Varvaria-Breberium-Bribir Archaeological Project took over in 2014 the extensive excavation of the Bribirska Glavica hilltop. Dubbed “Croatia’s Troy” by Lujo Marun, its first excavator, the site has a long research history, initiated by Marun’s digs, in 1910. But it is the history of the site itself and of its seemingly uninterrupted occupation, from Neolithic through modern times, that singles it out. Liburnian fortified settlement turned into a Roman municipium, later on, in the 10th century, one of the fourteen earliest documented Croatian counties, and, under Paul I Šubić, de facto capital of a large territory comprising Dalmatia, Slavonia, Herzegovina and Bosnia, Bribir offers rare opportunities for archaeological investigation as it encapsulates a significant part of Dalmatia’s history.

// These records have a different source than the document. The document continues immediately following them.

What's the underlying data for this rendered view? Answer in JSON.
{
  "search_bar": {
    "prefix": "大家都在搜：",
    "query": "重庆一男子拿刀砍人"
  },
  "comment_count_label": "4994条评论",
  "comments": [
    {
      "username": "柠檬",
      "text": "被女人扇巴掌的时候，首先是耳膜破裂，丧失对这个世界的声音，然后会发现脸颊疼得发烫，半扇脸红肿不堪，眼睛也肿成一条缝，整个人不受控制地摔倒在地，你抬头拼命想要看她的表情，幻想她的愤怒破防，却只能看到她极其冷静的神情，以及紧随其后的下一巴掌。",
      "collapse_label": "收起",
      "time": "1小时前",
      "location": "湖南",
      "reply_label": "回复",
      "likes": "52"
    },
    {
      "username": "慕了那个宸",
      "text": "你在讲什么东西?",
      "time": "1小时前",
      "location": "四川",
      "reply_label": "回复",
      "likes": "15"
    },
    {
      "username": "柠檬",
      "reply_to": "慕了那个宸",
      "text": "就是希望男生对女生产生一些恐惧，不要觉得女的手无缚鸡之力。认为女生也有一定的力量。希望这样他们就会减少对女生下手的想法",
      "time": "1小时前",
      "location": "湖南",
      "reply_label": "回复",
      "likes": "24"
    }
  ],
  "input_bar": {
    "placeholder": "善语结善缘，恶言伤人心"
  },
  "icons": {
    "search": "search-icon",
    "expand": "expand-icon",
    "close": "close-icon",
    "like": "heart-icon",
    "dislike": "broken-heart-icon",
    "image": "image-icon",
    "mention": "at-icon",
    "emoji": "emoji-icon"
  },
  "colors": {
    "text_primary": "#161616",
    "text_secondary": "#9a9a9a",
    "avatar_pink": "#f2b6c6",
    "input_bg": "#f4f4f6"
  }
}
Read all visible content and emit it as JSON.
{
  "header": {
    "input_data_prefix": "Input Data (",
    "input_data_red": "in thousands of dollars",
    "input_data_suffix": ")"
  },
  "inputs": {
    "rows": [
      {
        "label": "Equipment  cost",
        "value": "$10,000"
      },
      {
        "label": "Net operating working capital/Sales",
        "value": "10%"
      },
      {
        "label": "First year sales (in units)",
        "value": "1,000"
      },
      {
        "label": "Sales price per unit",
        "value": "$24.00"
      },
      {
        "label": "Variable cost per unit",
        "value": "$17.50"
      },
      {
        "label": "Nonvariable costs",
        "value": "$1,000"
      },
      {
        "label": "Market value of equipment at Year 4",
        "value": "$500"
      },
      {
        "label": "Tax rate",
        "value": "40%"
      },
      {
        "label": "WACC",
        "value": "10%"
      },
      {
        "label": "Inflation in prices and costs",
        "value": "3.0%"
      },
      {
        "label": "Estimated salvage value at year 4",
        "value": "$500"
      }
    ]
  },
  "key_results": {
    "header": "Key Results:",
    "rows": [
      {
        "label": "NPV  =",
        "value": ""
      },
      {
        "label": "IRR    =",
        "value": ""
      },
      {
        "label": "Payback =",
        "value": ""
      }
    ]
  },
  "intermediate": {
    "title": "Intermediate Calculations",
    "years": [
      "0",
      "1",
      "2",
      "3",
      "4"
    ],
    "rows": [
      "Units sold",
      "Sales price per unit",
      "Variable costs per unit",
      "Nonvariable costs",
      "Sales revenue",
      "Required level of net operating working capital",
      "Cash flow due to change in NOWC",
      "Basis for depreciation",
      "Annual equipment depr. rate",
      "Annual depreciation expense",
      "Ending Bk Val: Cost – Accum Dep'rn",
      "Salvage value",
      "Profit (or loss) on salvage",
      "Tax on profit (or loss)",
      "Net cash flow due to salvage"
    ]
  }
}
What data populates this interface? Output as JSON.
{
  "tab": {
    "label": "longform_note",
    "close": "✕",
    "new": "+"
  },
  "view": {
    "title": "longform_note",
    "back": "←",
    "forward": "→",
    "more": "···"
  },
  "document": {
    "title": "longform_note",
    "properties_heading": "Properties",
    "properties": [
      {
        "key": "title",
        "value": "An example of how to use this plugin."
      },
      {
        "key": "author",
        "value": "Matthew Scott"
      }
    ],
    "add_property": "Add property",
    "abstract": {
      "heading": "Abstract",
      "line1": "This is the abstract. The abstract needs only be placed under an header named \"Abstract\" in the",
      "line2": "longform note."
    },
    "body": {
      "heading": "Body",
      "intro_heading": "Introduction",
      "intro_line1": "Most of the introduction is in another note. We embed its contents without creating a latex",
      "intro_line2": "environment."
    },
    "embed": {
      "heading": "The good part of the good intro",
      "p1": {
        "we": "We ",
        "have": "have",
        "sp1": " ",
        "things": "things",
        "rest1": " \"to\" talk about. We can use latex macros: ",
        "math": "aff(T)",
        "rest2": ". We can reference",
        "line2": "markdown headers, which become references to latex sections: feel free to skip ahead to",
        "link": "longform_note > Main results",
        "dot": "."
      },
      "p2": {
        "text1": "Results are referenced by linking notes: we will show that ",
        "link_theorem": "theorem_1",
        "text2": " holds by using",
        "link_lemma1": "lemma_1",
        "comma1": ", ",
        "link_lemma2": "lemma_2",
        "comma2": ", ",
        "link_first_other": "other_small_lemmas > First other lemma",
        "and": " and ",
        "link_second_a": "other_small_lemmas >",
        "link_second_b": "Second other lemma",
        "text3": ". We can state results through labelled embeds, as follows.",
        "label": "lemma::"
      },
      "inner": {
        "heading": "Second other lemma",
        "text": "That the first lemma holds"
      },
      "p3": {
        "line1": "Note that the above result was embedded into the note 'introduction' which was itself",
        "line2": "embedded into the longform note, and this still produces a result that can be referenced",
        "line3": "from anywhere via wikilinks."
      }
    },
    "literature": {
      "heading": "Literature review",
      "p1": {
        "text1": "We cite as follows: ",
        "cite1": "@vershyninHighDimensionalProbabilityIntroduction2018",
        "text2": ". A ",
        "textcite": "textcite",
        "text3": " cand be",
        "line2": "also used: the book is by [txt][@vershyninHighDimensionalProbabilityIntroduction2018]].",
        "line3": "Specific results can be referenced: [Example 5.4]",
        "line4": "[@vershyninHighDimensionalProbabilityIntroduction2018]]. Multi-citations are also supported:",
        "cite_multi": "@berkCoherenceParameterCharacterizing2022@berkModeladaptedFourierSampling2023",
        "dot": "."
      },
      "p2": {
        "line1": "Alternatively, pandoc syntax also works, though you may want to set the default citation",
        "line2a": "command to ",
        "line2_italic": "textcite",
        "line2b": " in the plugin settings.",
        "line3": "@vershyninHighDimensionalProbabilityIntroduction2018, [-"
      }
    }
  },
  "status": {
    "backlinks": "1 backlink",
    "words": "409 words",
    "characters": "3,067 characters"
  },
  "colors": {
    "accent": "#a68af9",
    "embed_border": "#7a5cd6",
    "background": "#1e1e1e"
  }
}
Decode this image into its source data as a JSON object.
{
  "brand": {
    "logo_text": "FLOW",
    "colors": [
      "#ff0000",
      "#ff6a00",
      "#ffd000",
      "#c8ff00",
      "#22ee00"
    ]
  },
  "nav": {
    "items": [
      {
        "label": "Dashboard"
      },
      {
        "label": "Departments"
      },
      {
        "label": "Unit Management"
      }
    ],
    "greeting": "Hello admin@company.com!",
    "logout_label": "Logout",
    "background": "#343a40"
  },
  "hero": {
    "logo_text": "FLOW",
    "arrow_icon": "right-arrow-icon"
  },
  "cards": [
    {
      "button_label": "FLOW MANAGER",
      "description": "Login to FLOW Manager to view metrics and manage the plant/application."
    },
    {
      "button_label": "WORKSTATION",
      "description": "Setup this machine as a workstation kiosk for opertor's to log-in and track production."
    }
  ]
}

The project concentrates on the late antique and early mediaeval phases of the site, in an attempt to shed light, through modern archaeological methods, on several critical issues raised by this period, which remains in many respects elusive: variations in urbanism patterns; communication networks and lines of exchange, including long-distance intracontinental contacts; the dynamic and chronology of the Christianisation process; the role played by the Dalmatian hinterland and its urban centres in the emergence of cultural, ethnic and religious identities, associated thus far with the coastal cities; etc.